▸ Task description
Please reproduce the data exactly, excluding any pictures it contains.

▸ Component data from apps and pages
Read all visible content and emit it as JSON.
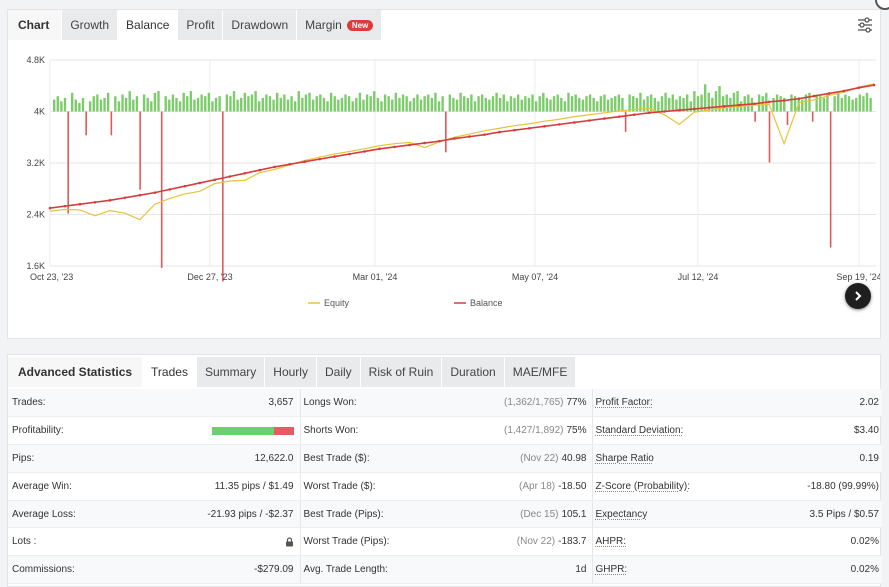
{
  "chart_tabs": {
    "head": "Chart",
    "items": [
      "Growth",
      "Balance",
      "Profit",
      "Drawdown",
      "Margin"
    ],
    "active": "Balance",
    "new_badge": "New"
  },
  "chart_data": {
    "type": "line",
    "title": "",
    "y_ticks": [
      "4.8K",
      "4K",
      "3.2K",
      "2.4K",
      "1.6K"
    ],
    "x_ticks": [
      "Oct 23, '23",
      "Dec 27, '23",
      "Mar 01, '24",
      "May 07, '24",
      "Jul 12, '24",
      "Sep 19, '24"
    ],
    "ylim": [
      1600,
      4800
    ],
    "grid": true,
    "legend_position": "bottom-center",
    "series": [
      {
        "name": "Equity",
        "color": "#e8c33a",
        "values": [
          2450,
          2480,
          2470,
          2380,
          2460,
          2420,
          2320,
          2560,
          2650,
          2720,
          2760,
          2880,
          2920,
          2930,
          3050,
          3100,
          3170,
          3240,
          3290,
          3340,
          3380,
          3420,
          3470,
          3500,
          3520,
          3440,
          3530,
          3600,
          3650,
          3700,
          3740,
          3780,
          3810,
          3850,
          3880,
          3920,
          3950,
          3980,
          4010,
          4030,
          4050,
          3950,
          3800,
          3990,
          4020,
          4060,
          4080,
          4100,
          4110,
          3500,
          4140,
          4180,
          4250,
          4300,
          4380,
          4430
        ]
      },
      {
        "name": "Balance",
        "color": "#d63c3c",
        "values": [
          2500,
          2530,
          2560,
          2590,
          2620,
          2660,
          2700,
          2740,
          2790,
          2840,
          2890,
          2940,
          2990,
          3040,
          3090,
          3140,
          3180,
          3220,
          3260,
          3300,
          3340,
          3380,
          3420,
          3450,
          3480,
          3510,
          3540,
          3580,
          3610,
          3640,
          3680,
          3710,
          3740,
          3770,
          3800,
          3830,
          3860,
          3890,
          3920,
          3950,
          3980,
          4000,
          4020,
          4040,
          4060,
          4080,
          4100,
          4120,
          4150,
          4170,
          4200,
          4240,
          4280,
          4320,
          4370,
          4410
        ]
      }
    ],
    "daily_profit_bars": {
      "name": "daily result",
      "positive_color": "#7dcc6b",
      "negative_color": "#e05a5a",
      "values": [
        0.35,
        0.45,
        0.3,
        0.4,
        -3.0,
        0.55,
        0.35,
        0.25,
        0.4,
        -0.7,
        0.3,
        0.45,
        0.5,
        0.35,
        0.4,
        0.55,
        -0.7,
        0.45,
        0.3,
        0.5,
        0.4,
        0.6,
        0.35,
        0.45,
        -2.3,
        0.5,
        0.4,
        0.3,
        0.55,
        0.6,
        -4.6,
        0.45,
        0.35,
        0.5,
        0.4,
        0.3,
        0.55,
        0.45,
        0.6,
        0.35,
        0.4,
        0.5,
        0.45,
        0.55,
        0.3,
        0.4,
        0.45,
        -5.0,
        0.5,
        0.45,
        0.6,
        0.35,
        0.4,
        0.55,
        0.45,
        0.5,
        0.6,
        0.3,
        0.4,
        0.5,
        0.45,
        0.35,
        0.55,
        0.4,
        0.5,
        0.35,
        0.45,
        0.3,
        0.6,
        0.4,
        0.5,
        0.55,
        0.35,
        0.45,
        0.5,
        0.4,
        0.3,
        0.55,
        0.45,
        0.35,
        0.4,
        0.5,
        0.45,
        0.3,
        0.4,
        0.55,
        0.35,
        0.5,
        0.45,
        0.6,
        0.4,
        0.3,
        0.5,
        0.45,
        0.35,
        0.55,
        0.4,
        0.5,
        0.45,
        0.3,
        0.4,
        0.5,
        0.35,
        0.45,
        0.5,
        0.4,
        0.55,
        0.3,
        0.45,
        -1.2,
        0.5,
        0.4,
        0.35,
        0.55,
        0.45,
        0.4,
        0.5,
        0.3,
        0.45,
        0.5,
        0.4,
        0.35,
        0.45,
        0.55,
        0.4,
        0.5,
        0.3,
        0.45,
        0.4,
        0.5,
        0.35,
        0.45,
        0.4,
        0.5,
        0.3,
        0.45,
        0.55,
        0.4,
        0.35,
        0.45,
        0.5,
        0.4,
        0.3,
        0.55,
        0.45,
        0.5,
        0.4,
        0.35,
        0.45,
        0.5,
        0.4,
        0.3,
        0.45,
        0.5,
        0.35,
        0.4,
        0.45,
        0.5,
        0.4,
        -0.6,
        0.5,
        0.45,
        0.4,
        0.55,
        0.35,
        0.45,
        0.5,
        0.4,
        0.3,
        0.45,
        0.55,
        0.4,
        0.5,
        0.35,
        0.45,
        0.4,
        0.5,
        0.3,
        0.6,
        0.45,
        0.5,
        0.8,
        0.55,
        0.4,
        0.6,
        0.75,
        0.45,
        0.5,
        0.4,
        0.55,
        0.6,
        0.3,
        0.45,
        0.5,
        0.4,
        -0.3,
        0.5,
        0.45,
        0.55,
        -1.5,
        0.4,
        0.5,
        0.45,
        0.4,
        -0.4,
        0.5,
        0.45,
        0.4,
        0.35,
        0.5,
        0.55,
        -0.3,
        0.5,
        0.45,
        0.4,
        0.5,
        -4.0,
        0.45,
        0.55,
        0.4,
        0.5,
        0.45,
        0.35,
        0.4,
        0.5,
        0.45,
        0.55,
        0.4
      ]
    },
    "legend": [
      "Equity",
      "Balance"
    ]
  },
  "stats_tabs": {
    "head": "Advanced Statistics",
    "items": [
      "Trades",
      "Summary",
      "Hourly",
      "Daily",
      "Risk of Ruin",
      "Duration",
      "MAE/MFE"
    ],
    "active": "Trades"
  },
  "stats": {
    "rows": [
      {
        "l1": "Trades:",
        "v1": "3,657",
        "l2": "Longs Won:",
        "p2": "(1,362/1,765)",
        "v2": "77%",
        "l3": "Profit Factor:",
        "v3": "2.02"
      },
      {
        "l1": "Profitability:",
        "v1": "",
        "l2": "Shorts Won:",
        "p2": "(1,427/1,892)",
        "v2": "75%",
        "l3": "Standard Deviation:",
        "v3": "$3.40"
      },
      {
        "l1": "Pips:",
        "v1": "12,622.0",
        "l2": "Best Trade ($):",
        "p2": "(Nov 22)",
        "v2": "40.98",
        "l3": "Sharpe Ratio",
        "v3": "0.19"
      },
      {
        "l1": "Average Win:",
        "v1": "11.35 pips / $1.49",
        "l2": "Worst Trade ($):",
        "p2": "(Apr 18)",
        "v2": "-18.50",
        "l3": "Z-Score (Probability):",
        "v3": "-18.80 (99.99%)"
      },
      {
        "l1": "Average Loss:",
        "v1": "-21.93 pips / -$2.37",
        "l2": "Best Trade (Pips):",
        "p2": "(Dec 15)",
        "v2": "105.1",
        "l3": "Expectancy",
        "v3": "3.5 Pips / $0.57"
      },
      {
        "l1": "Lots :",
        "v1": "",
        "l2": "Worst Trade (Pips):",
        "p2": "(Nov 22)",
        "v2": "-183.7",
        "l3": "AHPR:",
        "v3": "0.02%"
      },
      {
        "l1": "Commissions:",
        "v1": "-$279.09",
        "l2": "Avg. Trade Length:",
        "p2": "",
        "v2": "1d",
        "l3": "GHPR:",
        "v3": "0.02%"
      }
    ],
    "profitability_win_fraction": 0.76
  },
  "icons": {
    "settings": "sliders-icon",
    "next": "chevron-right-icon",
    "lots": "lock-icon"
  }
}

▸ Solution for this problem
Read all visible content and emit it as JSON.
{
  "chart_tabs": {
    "head": "Chart",
    "items": [
      "Growth",
      "Balance",
      "Profit",
      "Drawdown",
      "Margin"
    ],
    "active": "Balance",
    "new_badge": "New"
  },
  "chart_data": {
    "type": "line",
    "title": "",
    "y_ticks": [
      "4.8K",
      "4K",
      "3.2K",
      "2.4K",
      "1.6K"
    ],
    "x_ticks": [
      "Oct 23, '23",
      "Dec 27, '23",
      "Mar 01, '24",
      "May 07, '24",
      "Jul 12, '24",
      "Sep 19, '24"
    ],
    "ylim": [
      1600,
      4800
    ],
    "grid": true,
    "legend_position": "bottom-center",
    "series": [
      {
        "name": "Equity",
        "color": "#e8c33a",
        "values": [
          2450,
          2480,
          2470,
          2380,
          2460,
          2420,
          2320,
          2560,
          2650,
          2720,
          2760,
          2880,
          2920,
          2930,
          3050,
          3100,
          3170,
          3240,
          3290,
          3340,
          3380,
          3420,
          3470,
          3500,
          3520,
          3440,
          3530,
          3600,
          3650,
          3700,
          3740,
          3780,
          3810,
          3850,
          3880,
          3920,
          3950,
          3980,
          4010,
          4030,
          4050,
          3950,
          3800,
          3990,
          4020,
          4060,
          4080,
          4100,
          4110,
          3500,
          4140,
          4180,
          4250,
          4300,
          4380,
          4430
        ]
      },
      {
        "name": "Balance",
        "color": "#d63c3c",
        "values": [
          2500,
          2530,
          2560,
          2590,
          2620,
          2660,
          2700,
          2740,
          2790,
          2840,
          2890,
          2940,
          2990,
          3040,
          3090,
          3140,
          3180,
          3220,
          3260,
          3300,
          3340,
          3380,
          3420,
          3450,
          3480,
          3510,
          3540,
          3580,
          3610,
          3640,
          3680,
          3710,
          3740,
          3770,
          3800,
          3830,
          3860,
          3890,
          3920,
          3950,
          3980,
          4000,
          4020,
          4040,
          4060,
          4080,
          4100,
          4120,
          4150,
          4170,
          4200,
          4240,
          4280,
          4320,
          4370,
          4410
        ]
      }
    ],
    "daily_profit_bars": {
      "name": "daily result",
      "positive_color": "#7dcc6b",
      "negative_color": "#e05a5a",
      "values": [
        0.35,
        0.45,
        0.3,
        0.4,
        -3.0,
        0.55,
        0.35,
        0.25,
        0.4,
        -0.7,
        0.3,
        0.45,
        0.5,
        0.35,
        0.4,
        0.55,
        -0.7,
        0.45,
        0.3,
        0.5,
        0.4,
        0.6,
        0.35,
        0.45,
        -2.3,
        0.5,
        0.4,
        0.3,
        0.55,
        0.6,
        -4.6,
        0.45,
        0.35,
        0.5,
        0.4,
        0.3,
        0.55,
        0.45,
        0.6,
        0.35,
        0.4,
        0.5,
        0.45,
        0.55,
        0.3,
        0.4,
        0.45,
        -5.0,
        0.5,
        0.45,
        0.6,
        0.35,
        0.4,
        0.55,
        0.45,
        0.5,
        0.6,
        0.3,
        0.4,
        0.5,
        0.45,
        0.35,
        0.55,
        0.4,
        0.5,
        0.35,
        0.45,
        0.3,
        0.6,
        0.4,
        0.5,
        0.55,
        0.35,
        0.45,
        0.5,
        0.4,
        0.3,
        0.55,
        0.45,
        0.35,
        0.4,
        0.5,
        0.45,
        0.3,
        0.4,
        0.55,
        0.35,
        0.5,
        0.45,
        0.6,
        0.4,
        0.3,
        0.5,
        0.45,
        0.35,
        0.55,
        0.4,
        0.5,
        0.45,
        0.3,
        0.4,
        0.5,
        0.35,
        0.45,
        0.5,
        0.4,
        0.55,
        0.3,
        0.45,
        -1.2,
        0.5,
        0.4,
        0.35,
        0.55,
        0.45,
        0.4,
        0.5,
        0.3,
        0.45,
        0.5,
        0.4,
        0.35,
        0.45,
        0.55,
        0.4,
        0.5,
        0.3,
        0.45,
        0.4,
        0.5,
        0.35,
        0.45,
        0.4,
        0.5,
        0.3,
        0.45,
        0.55,
        0.4,
        0.35,
        0.45,
        0.5,
        0.4,
        0.3,
        0.55,
        0.45,
        0.5,
        0.4,
        0.35,
        0.45,
        0.5,
        0.4,
        0.3,
        0.45,
        0.5,
        0.35,
        0.4,
        0.45,
        0.5,
        0.4,
        -0.6,
        0.5,
        0.45,
        0.4,
        0.55,
        0.35,
        0.45,
        0.5,
        0.4,
        0.3,
        0.45,
        0.55,
        0.4,
        0.5,
        0.35,
        0.45,
        0.4,
        0.5,
        0.3,
        0.6,
        0.45,
        0.5,
        0.8,
        0.55,
        0.4,
        0.6,
        0.75,
        0.45,
        0.5,
        0.4,
        0.55,
        0.6,
        0.3,
        0.45,
        0.5,
        0.4,
        -0.3,
        0.5,
        0.45,
        0.55,
        -1.5,
        0.4,
        0.5,
        0.45,
        0.4,
        -0.4,
        0.5,
        0.45,
        0.4,
        0.35,
        0.5,
        0.55,
        -0.3,
        0.5,
        0.45,
        0.4,
        0.5,
        -4.0,
        0.45,
        0.55,
        0.4,
        0.5,
        0.45,
        0.35,
        0.4,
        0.5,
        0.45,
        0.55,
        0.4
      ]
    },
    "legend": [
      "Equity",
      "Balance"
    ]
  },
  "stats_tabs": {
    "head": "Advanced Statistics",
    "items": [
      "Trades",
      "Summary",
      "Hourly",
      "Daily",
      "Risk of Ruin",
      "Duration",
      "MAE/MFE"
    ],
    "active": "Trades"
  },
  "stats": {
    "rows": [
      {
        "l1": "Trades:",
        "v1": "3,657",
        "l2": "Longs Won:",
        "p2": "(1,362/1,765)",
        "v2": "77%",
        "l3": "Profit Factor:",
        "v3": "2.02"
      },
      {
        "l1": "Profitability:",
        "v1": "",
        "l2": "Shorts Won:",
        "p2": "(1,427/1,892)",
        "v2": "75%",
        "l3": "Standard Deviation:",
        "v3": "$3.40"
      },
      {
        "l1": "Pips:",
        "v1": "12,622.0",
        "l2": "Best Trade ($):",
        "p2": "(Nov 22)",
        "v2": "40.98",
        "l3": "Sharpe Ratio",
        "v3": "0.19"
      },
      {
        "l1": "Average Win:",
        "v1": "11.35 pips / $1.49",
        "l2": "Worst Trade ($):",
        "p2": "(Apr 18)",
        "v2": "-18.50",
        "l3": "Z-Score (Probability):",
        "v3": "-18.80 (99.99%)"
      },
      {
        "l1": "Average Loss:",
        "v1": "-21.93 pips / -$2.37",
        "l2": "Best Trade (Pips):",
        "p2": "(Dec 15)",
        "v2": "105.1",
        "l3": "Expectancy",
        "v3": "3.5 Pips / $0.57"
      },
      {
        "l1": "Lots :",
        "v1": "",
        "l2": "Worst Trade (Pips):",
        "p2": "(Nov 22)",
        "v2": "-183.7",
        "l3": "AHPR:",
        "v3": "0.02%"
      },
      {
        "l1": "Commissions:",
        "v1": "-$279.09",
        "l2": "Avg. Trade Length:",
        "p2": "",
        "v2": "1d",
        "l3": "GHPR:",
        "v3": "0.02%"
      }
    ],
    "profitability_win_fraction": 0.76
  },
  "icons": {
    "settings": "sliders-icon",
    "next": "chevron-right-icon",
    "lots": "lock-icon"
  }
}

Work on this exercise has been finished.